THE KILLING (1956) – Review by A.H. Weiler

2017-12-12T15:52:10+00:00December 12th, 2017|Uncategorised|

Though The Killing is composed of familiar ingredients and it calls for fuller explanations, it evolves as a fairly diverting melodrama.

READY FOR VIETNAM? A TALK WITH MICHAEL CIMINO

2019-11-08T16:13:47+00:00November 25th, 2017|CINEMA|

“Look, the film is not realistic — it's surrealistic. Even the landscape is surreal. For example, the little steel town we called Clairton is composed of eight different towns in four states. You can't find that town anywhere — it doesn't exist. And time is compressed.

Spartacus (1960) – Review by Eugene Archer

2019-12-01T17:53:52+00:00August 30th, 2017|CINEMA|

Hailed in Farewell by Eugene Archer Critics have always debated the correct way to apportion the credit for a multi-million-dollar production among producers, writers, actors and corps of technicians, but Stanley Kubrick, the youthful director of Spartacus, has no such doubts. If any critical bouquets are available after the elaborate [...]

NOTES ON SEEING ‘BARRY LYNDON’ – by Harold Rosenberg

2017-08-09T13:40:27+01:00August 9th, 2017|CINEMA|

Kubrick's Barry Lyndon is a lot more than a substitute for an allbutforgotten tale. The movie also translates the printed page into art for the eye and the ear by coordinating the story with the paintings, music and landscaping of the period

Full Metal Jacket (1987) – Review by Janet Maslin [The New York Times]

2019-11-10T11:29:05+00:00July 5th, 2017|CINEMA|

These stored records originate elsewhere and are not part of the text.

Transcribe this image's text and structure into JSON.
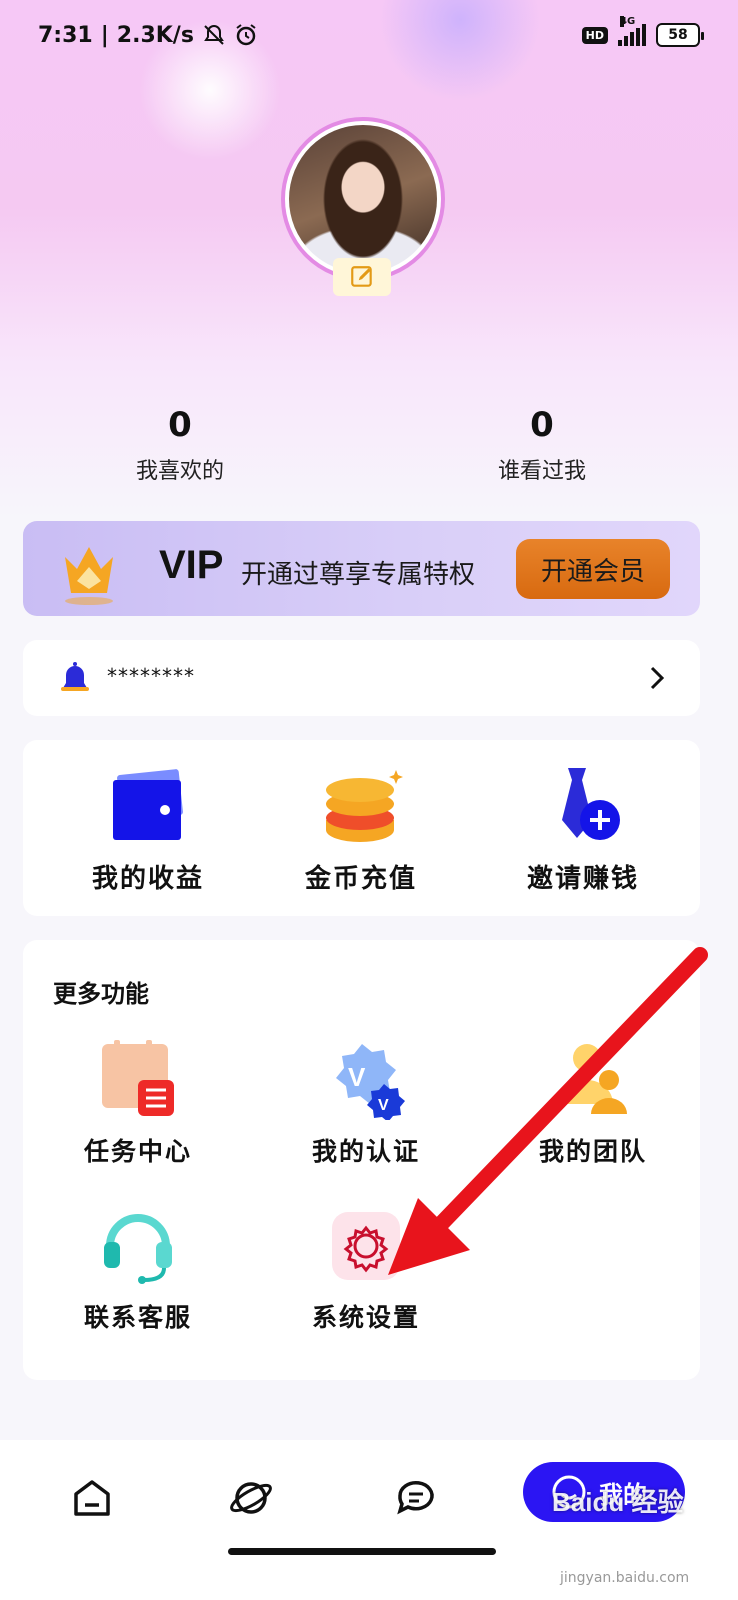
{
  "status_bar": {
    "time": "7:31",
    "separator": "|",
    "net_speed": "2.3K/s",
    "hd": "HD",
    "network": "4G",
    "battery": "58"
  },
  "profile": {
    "stats": [
      {
        "value": "0",
        "label": "我喜欢的"
      },
      {
        "value": "0",
        "label": "谁看过我"
      }
    ]
  },
  "vip": {
    "title": "VIP",
    "description": "开通过尊享专属特权",
    "button": "开通会员"
  },
  "notice": {
    "text": "********"
  },
  "quick_actions": [
    {
      "label": "我的收益",
      "icon": "wallet-icon"
    },
    {
      "label": "金币充值",
      "icon": "coins-icon"
    },
    {
      "label": "邀请赚钱",
      "icon": "invite-tie-icon"
    }
  ],
  "more": {
    "title": "更多功能",
    "items": [
      {
        "label": "任务中心",
        "icon": "task-calendar-icon"
      },
      {
        "label": "我的认证",
        "icon": "verified-badge-icon"
      },
      {
        "label": "我的团队",
        "icon": "team-icon"
      },
      {
        "label": "联系客服",
        "icon": "headset-icon"
      },
      {
        "label": "系统设置",
        "icon": "gear-icon"
      }
    ]
  },
  "tab_bar": {
    "active_label": "我的",
    "tabs": [
      "home-icon",
      "planet-icon",
      "chat-icon",
      "smile-icon"
    ]
  },
  "watermark": {
    "main": "Baidu 经验",
    "sub": "jingyan.baidu.com"
  },
  "colors": {
    "accent": "#2b15f3",
    "vip_button": "#e07a20",
    "arrow": "#e8141c"
  }
}
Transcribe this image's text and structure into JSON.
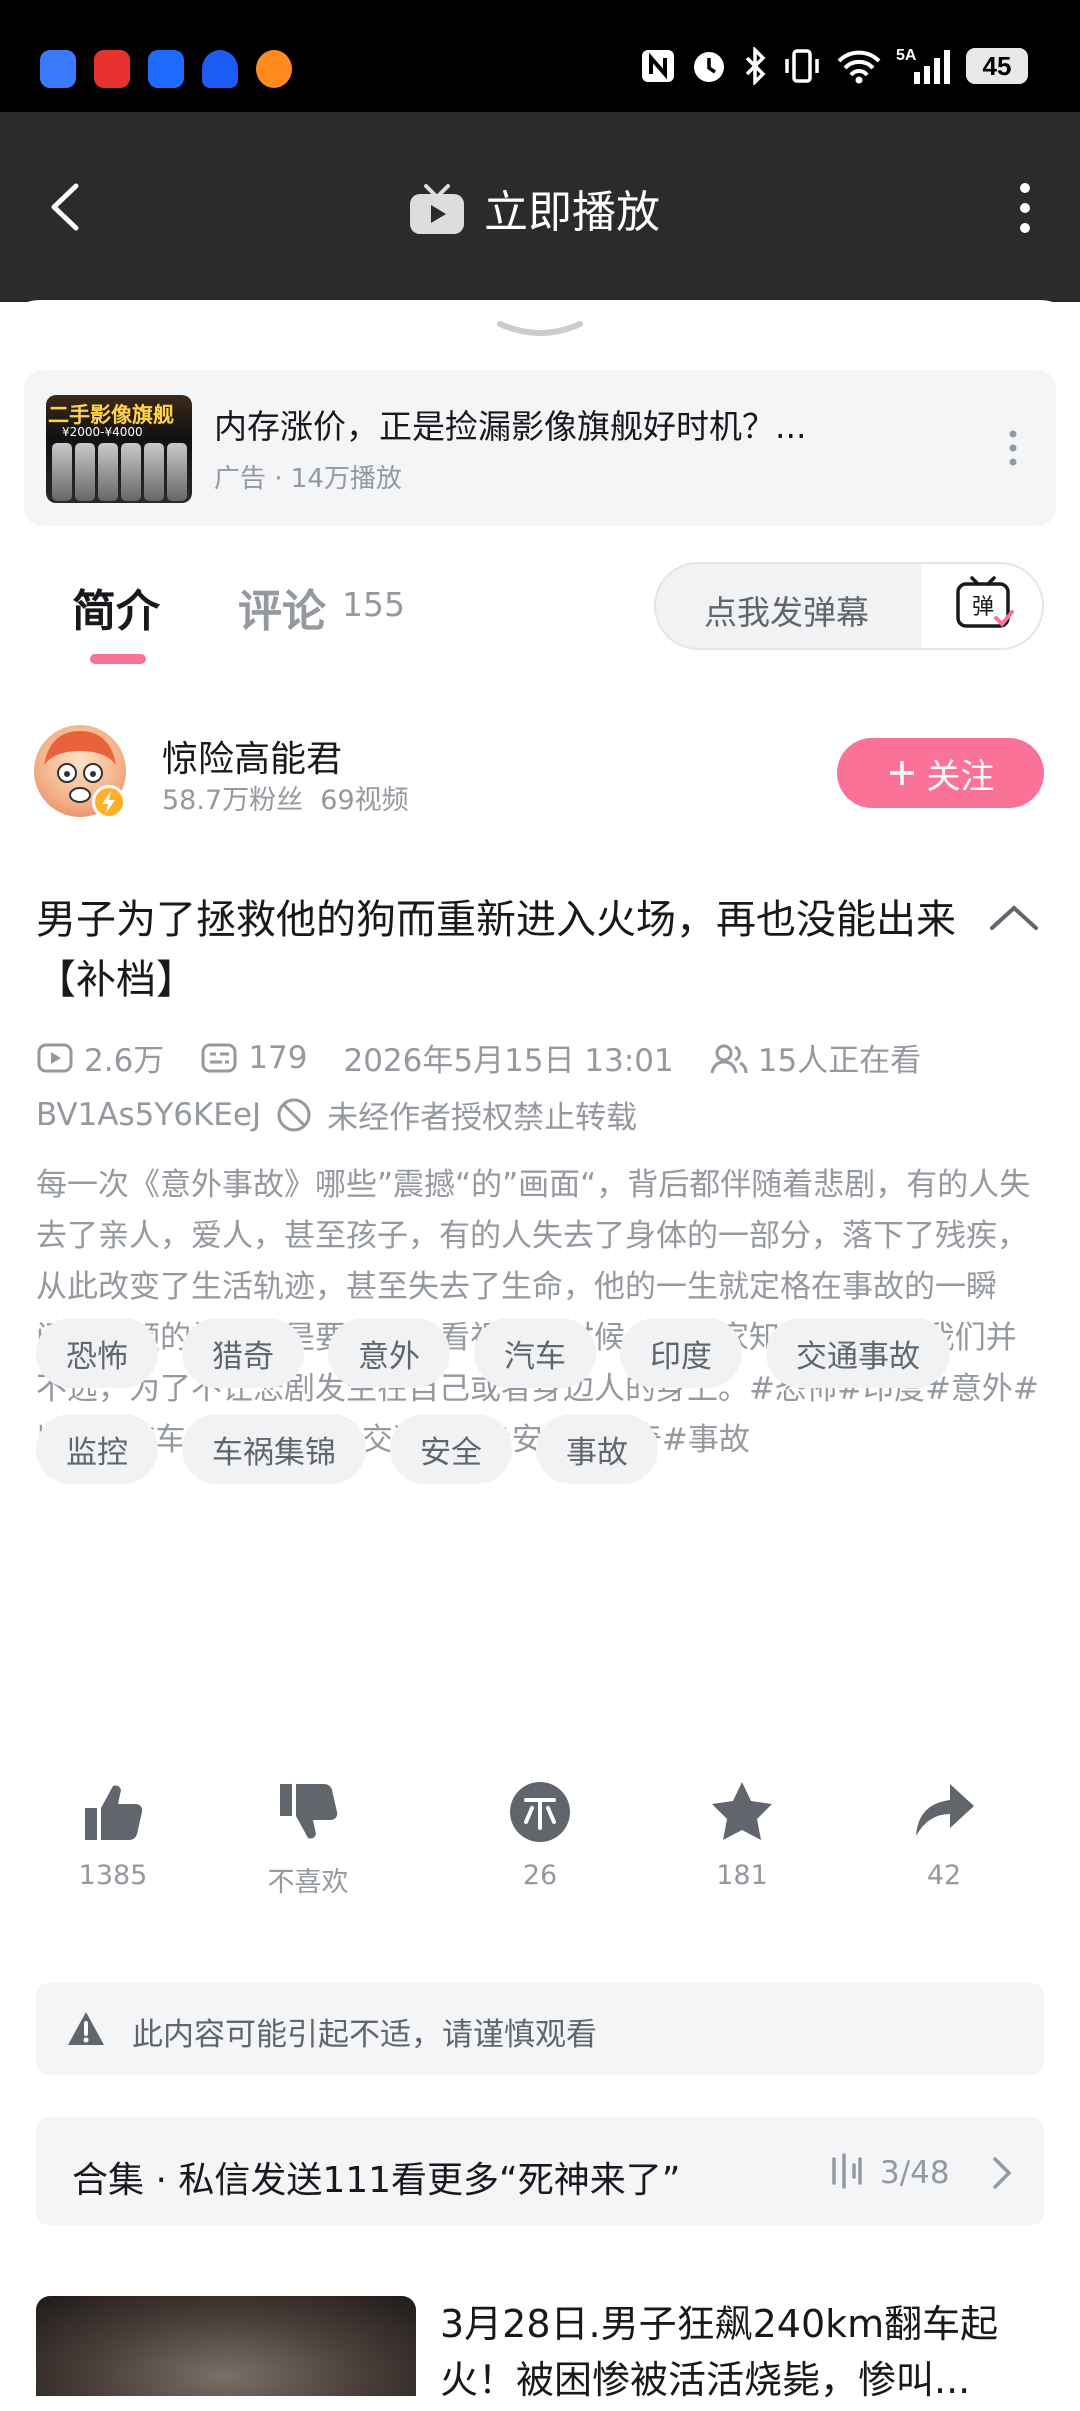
{
  "colors": {
    "accent": "#fb7299",
    "nav_bg": "#2b2b2d",
    "muted": "#9499a0"
  },
  "status_bar": {
    "network": "5A",
    "battery": "45"
  },
  "nav": {
    "title": "立即播放",
    "title_icon": "tv-play-icon"
  },
  "ad": {
    "thumb_text": "二手影像旗舰",
    "thumb_price": "¥2000-¥4000",
    "title": "内存涨价，正是捡漏影像旗舰好时机？...",
    "meta": "广告 · 14万播放"
  },
  "tabs": {
    "intro": "简介",
    "comments": "评论",
    "comments_count": "155"
  },
  "danmaku": {
    "placeholder": "点我发弹幕",
    "button_label": "弹"
  },
  "uploader": {
    "name": "惊险高能君",
    "fans": "58.7万粉丝",
    "videos": "69视频",
    "follow_label": "关注"
  },
  "video": {
    "title": "男子为了拯救他的狗而重新进入火场，再也没能出来【补档】",
    "views": "2.6万",
    "danmaku_count": "179",
    "date": "2026年5月15日 13:01",
    "watching": "15人正在看",
    "bvid": "BV1As5Y6KEeJ",
    "repost_notice": "未经作者授权禁止转载",
    "description": "每一次《意外事故》哪些”震撼“的”画面“，背后都伴随着悲剧，有的人失去了亲人，爱人，甚至孩子，有的人失去了身体的一部分，落下了残疾，从此改变了生活轨迹，甚至失去了生命，他的一生就定格在事故的一瞬间，视频的初衷就是要大家在看视频的时候，让大家知道 危险 离我们并不远，为了不让悲剧发生在自己或者身边人的身上。#恐怖#印度#意外#监控#汽车#车祸集锦#交通事故#安全#猎奇#事故"
  },
  "tags": [
    "恐怖",
    "猎奇",
    "意外",
    "汽车",
    "印度",
    "交通事故",
    "监控",
    "车祸集锦",
    "安全",
    "事故"
  ],
  "actions": {
    "like": "1385",
    "dislike": "不喜欢",
    "coin": "26",
    "favorite": "181",
    "share": "42"
  },
  "warning": {
    "text": "此内容可能引起不适，请谨慎观看"
  },
  "collection": {
    "title": "合集 · 私信发送111看更多“死神来了”",
    "progress": "3/48"
  },
  "recommendation": {
    "title": "3月28日.男子狂飙240km翻车起火！被困惨被活活烧毙，惨叫..."
  }
}
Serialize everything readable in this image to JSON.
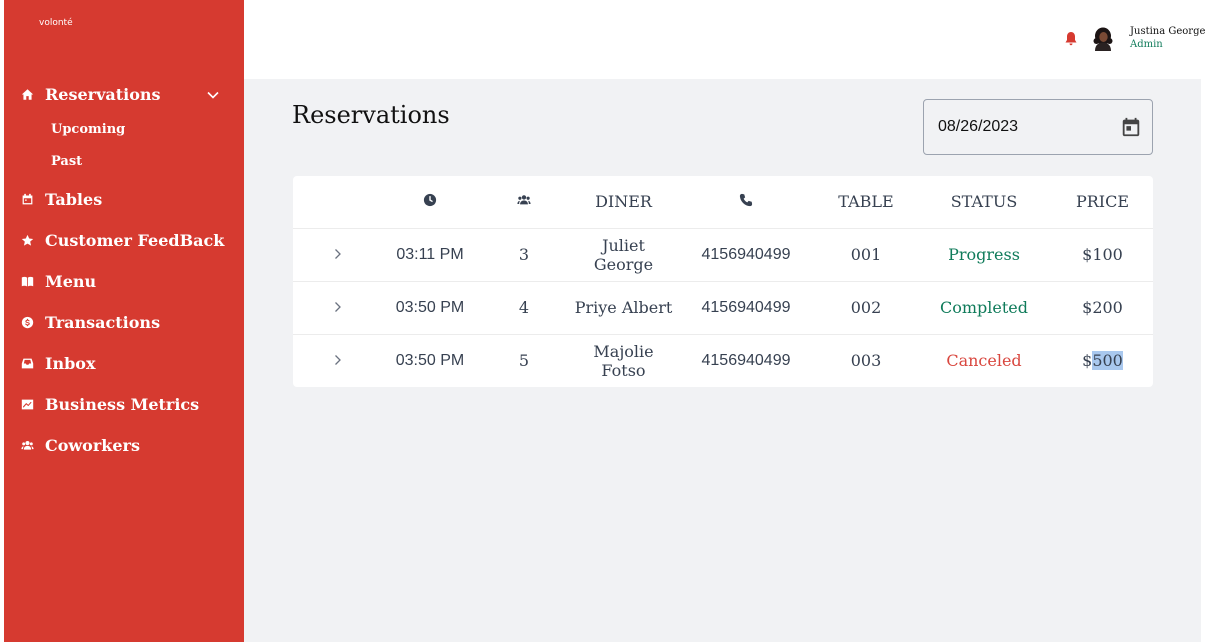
{
  "brand": "volonté",
  "sidebar": {
    "items": [
      {
        "label": "Reservations",
        "icon": "home-icon"
      },
      {
        "label": "Tables",
        "icon": "calendar-icon"
      },
      {
        "label": "Customer FeedBack",
        "icon": "star-icon"
      },
      {
        "label": "Menu",
        "icon": "book-icon"
      },
      {
        "label": "Transactions",
        "icon": "dollar-circle-icon"
      },
      {
        "label": "Inbox",
        "icon": "inbox-icon"
      },
      {
        "label": "Business Metrics",
        "icon": "chart-icon"
      },
      {
        "label": "Coworkers",
        "icon": "users-icon"
      }
    ],
    "sub_items": [
      {
        "label": "Upcoming"
      },
      {
        "label": "Past"
      }
    ]
  },
  "header": {
    "user_name": "Justina George",
    "user_role": "Admin"
  },
  "main": {
    "title": "Reservations",
    "date_value": "08/26/2023"
  },
  "table": {
    "columns": [
      "",
      "clock-icon",
      "users-icon",
      "DINER",
      "phone-icon",
      "TABLE",
      "STATUS",
      "PRICE"
    ],
    "headers": {
      "diner": "DINER",
      "table": "TABLE",
      "status": "STATUS",
      "price": "PRICE"
    },
    "rows": [
      {
        "time": "03:11 PM",
        "guests": "3",
        "diner": "Juliet George",
        "phone": "4156940499",
        "table": "001",
        "status": "Progress",
        "price_prefix": "$",
        "price_value": "100"
      },
      {
        "time": "03:50 PM",
        "guests": "4",
        "diner": "Priye Albert",
        "phone": "4156940499",
        "table": "002",
        "status": "Completed",
        "price_prefix": "$",
        "price_value": "200"
      },
      {
        "time": "03:50 PM",
        "guests": "5",
        "diner": "Majolie Fotso",
        "phone": "4156940499",
        "table": "003",
        "status": "Canceled",
        "price_prefix": "$",
        "price_value": "500"
      }
    ]
  },
  "colors": {
    "sidebar_bg": "#d63a30",
    "status_green": "#0f7b5a",
    "status_red": "#d9473f",
    "main_bg": "#f1f2f4"
  }
}
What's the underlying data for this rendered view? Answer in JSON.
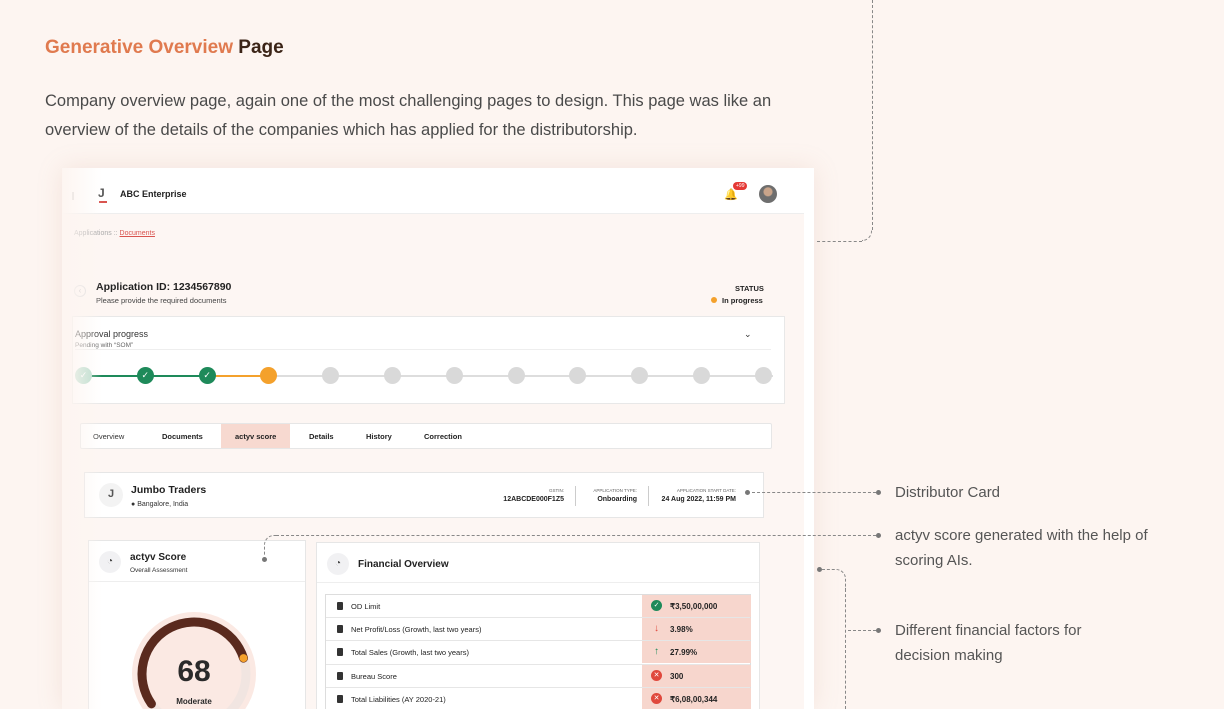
{
  "header": {
    "title_accent": "Generative Overview",
    "title_rest": "Page",
    "description": "Company overview page, again one of the most challenging pages to design. This page was like an overview of the details of the companies which has applied for the distributorship."
  },
  "mockup": {
    "topbar": {
      "logo": "J",
      "company": "ABC Enterprise",
      "notification_badge": "+99",
      "bell_icon": "bell-icon",
      "avatar_icon": "avatar"
    },
    "breadcrumb": {
      "parent": "Applications ::",
      "current": "Documents"
    },
    "application": {
      "id_label": "Application ID: 1234567890",
      "subtitle": "Please provide the required documents",
      "status_label": "STATUS",
      "status_value": "In progress",
      "status_color": "#f4a12c"
    },
    "approval": {
      "title": "Approval progress",
      "pending": "Pending with “SOM”",
      "completed_steps": 3,
      "current_step": 4,
      "total_steps": 12
    },
    "tabs": [
      {
        "label": "Overview"
      },
      {
        "label": "Documents"
      },
      {
        "label": "actyv score",
        "active": true
      },
      {
        "label": "Details"
      },
      {
        "label": "History"
      },
      {
        "label": "Correction"
      }
    ],
    "distributor": {
      "logo": "J",
      "name": "Jumbo Traders",
      "location": "Bangalore, India",
      "gstin_label": "GSTIN:",
      "gstin": "12ABCDE000F1Z5",
      "type_label": "APPLICATION TYPE:",
      "type": "Onboarding",
      "start_label": "APPLICATION START DATE:",
      "start": "24 Aug 2022, 11:59 PM"
    },
    "score": {
      "title": "actyv Score",
      "subtitle": "Overall Assessment",
      "value": "68",
      "level": "Moderate",
      "fill_fraction": 0.68
    },
    "financial": {
      "title": "Financial Overview",
      "rows": [
        {
          "label": "OD Limit",
          "value": "₹3,50,00,000",
          "icon": "check"
        },
        {
          "label": "Net Profit/Loss (Growth, last two years)",
          "value": "3.98%",
          "icon": "down"
        },
        {
          "label": "Total Sales (Growth, last two years)",
          "value": "27.99%",
          "icon": "up"
        },
        {
          "label": "Bureau Score",
          "value": "300",
          "icon": "x"
        },
        {
          "label": "Total Liabilities (AY 2020-21)",
          "value": "₹6,08,00,344",
          "icon": "x"
        }
      ]
    }
  },
  "annotations": {
    "distributor_card": "Distributor Card",
    "actyv_score_line1": "actyv score generated with the help of",
    "actyv_score_line2": "scoring AIs.",
    "financial_line1": "Different financial factors for",
    "financial_line2": "decision making"
  },
  "colors": {
    "accent": "#e07a4f",
    "title_dark": "#3b2417",
    "success": "#1e8a5a",
    "warning": "#f4a12c",
    "danger": "#e0483c",
    "highlight": "#f7d6cd"
  }
}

Stanley Kubrick's Full Metal Jacket establishes its grip on the viewer's attention instantaneously, with an opening scene in which young recruits are shorn by an off-screen Marine Corps barber, while a corny, lulling song is heard in the background ("Kiss me goodbye and write me when I'm gone/Goodbye sweetheart, hello Vietnam").